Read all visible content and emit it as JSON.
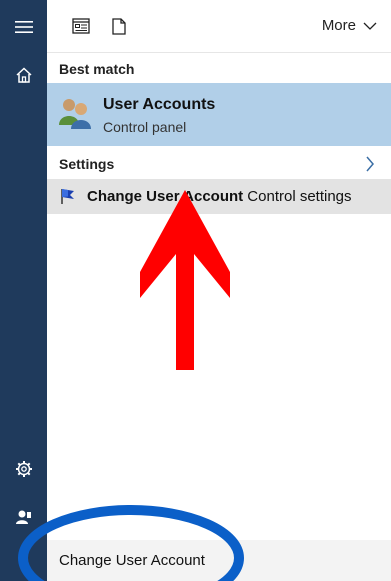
{
  "rail": {
    "icons": [
      "hamburger-menu-icon",
      "home-icon",
      "gear-icon",
      "user-icon"
    ]
  },
  "toolbar": {
    "more_label": "More"
  },
  "best_match": {
    "heading": "Best match",
    "title": "User Accounts",
    "subtitle": "Control panel"
  },
  "settings": {
    "heading": "Settings",
    "item": {
      "bold_text": "Change User Account",
      "rest_text": " Control settings"
    }
  },
  "search": {
    "query": "Change User Account"
  },
  "annotations": {
    "arrow_color": "#ff0000",
    "circle_color": "#0b5fc8"
  }
}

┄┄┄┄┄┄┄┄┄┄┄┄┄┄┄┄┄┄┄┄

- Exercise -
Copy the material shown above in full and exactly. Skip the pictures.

- Response -
Read all visible content and emit it as JSON.
{
  "rail": {
    "icons": [
      "hamburger-menu-icon",
      "home-icon",
      "gear-icon",
      "user-icon"
    ]
  },
  "toolbar": {
    "more_label": "More"
  },
  "best_match": {
    "heading": "Best match",
    "title": "User Accounts",
    "subtitle": "Control panel"
  },
  "settings": {
    "heading": "Settings",
    "item": {
      "bold_text": "Change User Account",
      "rest_text": " Control settings"
    }
  },
  "search": {
    "query": "Change User Account"
  },
  "annotations": {
    "arrow_color": "#ff0000",
    "circle_color": "#0b5fc8"
  }
}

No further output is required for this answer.